13.  sharing our daily bread
14.  reconciliation (2 Corinthians 5:18)
15.  proclaiming the Gospel of peace (Ephesians 6:15)
What if…
we would gather around a cross rather than a flag
What if…
we would listen rather than speak
What if…
Jesus’ kingdom would come on earth as it is in heaven"

What if?

What if the church would remember that
"my first allegiance is not to a flag, a country, or a man
my first allegiance is not to democracy or blood
it's to a king & a kingdom"
-Derek Webb

Monday, May 3, 2010

confessions of a pack rat

Life at present and in retrospect has been dominating this blog lately. Might it be because my life is fairly bursting? You know what? All this busyness and transition makes me realize... I love my life.

Guess what else? Being a pack rat helps me remember.

I sat on the kitchen floor of my new house for hours this weekend, sorting through boxes of possessions and keepsakes from eras of my life. Like walking through a museum, rediscovering familiar paintings.


  • I owe who I am to hundreds of people. My family. Countless friends, role-models and heroes. Teachers who affirmed my accomplishments and whose belief in me pushed me to earn honor roll certificates. Fifty-five second-grade students and tons of urban kids. Myriads of authors, who introduced me to lands, peoples, ideas, and animals since my mom taught me to read the ripe old age of four.

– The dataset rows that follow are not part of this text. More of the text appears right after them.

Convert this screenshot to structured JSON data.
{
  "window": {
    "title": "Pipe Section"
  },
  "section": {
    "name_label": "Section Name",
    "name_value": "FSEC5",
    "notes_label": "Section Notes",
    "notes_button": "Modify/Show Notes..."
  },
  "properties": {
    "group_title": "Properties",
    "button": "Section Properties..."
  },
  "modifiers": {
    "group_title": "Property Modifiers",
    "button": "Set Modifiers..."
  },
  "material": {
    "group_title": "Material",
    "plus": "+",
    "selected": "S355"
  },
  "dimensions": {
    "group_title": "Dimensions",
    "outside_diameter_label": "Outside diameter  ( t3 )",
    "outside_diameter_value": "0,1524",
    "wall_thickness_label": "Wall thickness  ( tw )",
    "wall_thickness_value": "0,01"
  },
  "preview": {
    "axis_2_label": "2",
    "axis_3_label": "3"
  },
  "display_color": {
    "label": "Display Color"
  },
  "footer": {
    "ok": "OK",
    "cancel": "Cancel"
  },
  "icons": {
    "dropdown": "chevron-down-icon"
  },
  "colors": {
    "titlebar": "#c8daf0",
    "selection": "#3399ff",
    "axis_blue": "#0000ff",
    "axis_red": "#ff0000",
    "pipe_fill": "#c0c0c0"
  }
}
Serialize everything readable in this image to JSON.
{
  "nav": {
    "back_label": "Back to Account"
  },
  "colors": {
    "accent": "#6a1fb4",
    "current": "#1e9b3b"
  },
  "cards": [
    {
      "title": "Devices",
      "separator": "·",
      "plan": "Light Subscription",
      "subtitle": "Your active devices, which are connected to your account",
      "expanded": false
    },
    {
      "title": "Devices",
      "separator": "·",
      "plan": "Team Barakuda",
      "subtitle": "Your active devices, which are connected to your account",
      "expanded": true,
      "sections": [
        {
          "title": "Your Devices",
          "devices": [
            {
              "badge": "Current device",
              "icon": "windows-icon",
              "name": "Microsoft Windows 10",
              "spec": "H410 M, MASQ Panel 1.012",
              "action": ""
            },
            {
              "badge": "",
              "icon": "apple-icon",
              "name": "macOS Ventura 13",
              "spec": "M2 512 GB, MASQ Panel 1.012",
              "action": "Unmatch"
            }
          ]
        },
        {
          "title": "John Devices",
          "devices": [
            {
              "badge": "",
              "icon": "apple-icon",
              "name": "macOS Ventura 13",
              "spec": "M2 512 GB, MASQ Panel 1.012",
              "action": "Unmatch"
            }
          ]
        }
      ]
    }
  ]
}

  • "Life for me ain't been no crystal stair" (-Langston Hughes), but in every era there was always found salvation. And memories that made me smile fondly and laugh hysterically. Relationships change and some scenes are gone forever, but remembering both the painful and heartwarming leaves me with a more solid picture of who I am... and leaves me in awe of the God that kept His loving, guiding finger on me through the entire trip. I really don't know why I am who I am today; I can only attribute to God's protection. At so many points, in retrospect, I can't fathom why I didn't make some really hurtful choices... or even opt for a mediocre existence. It seems there has always been something... Someone... who, even when I didn't know it, assured me I didn't want that. Someone who gave the (once) timid, shy girl the guts to take the "road less traveled by... and that has made all the difference" (-Frost).
  • I have a renewed trust that the Author of my life will finish the good work He's begun in me. I've found Him faithful, and the fact that the finding has come through complexity and gut-wrenching searching only adds to the beauty of where I am now. There is an exhilarating simplicity in the green pasture beyond the complexity of forests. 
The downside to being a (rather sentimental) pack rat is that stuff is a pain to move. And store. Something had to be done, so I did manage to cull two BOXES (I must admit) of keepsakes and narrow it down to one. (Look out, Salvation Army! You're about to receive a doNAtion... Before I have second thoughts about giving away all the cool things my students and friends gave me that in no way match my decor.)

Anyone want my childhood-long keychain collection? No, I'm keeping my grosmommy's tin penny bank that she gave to her namesake.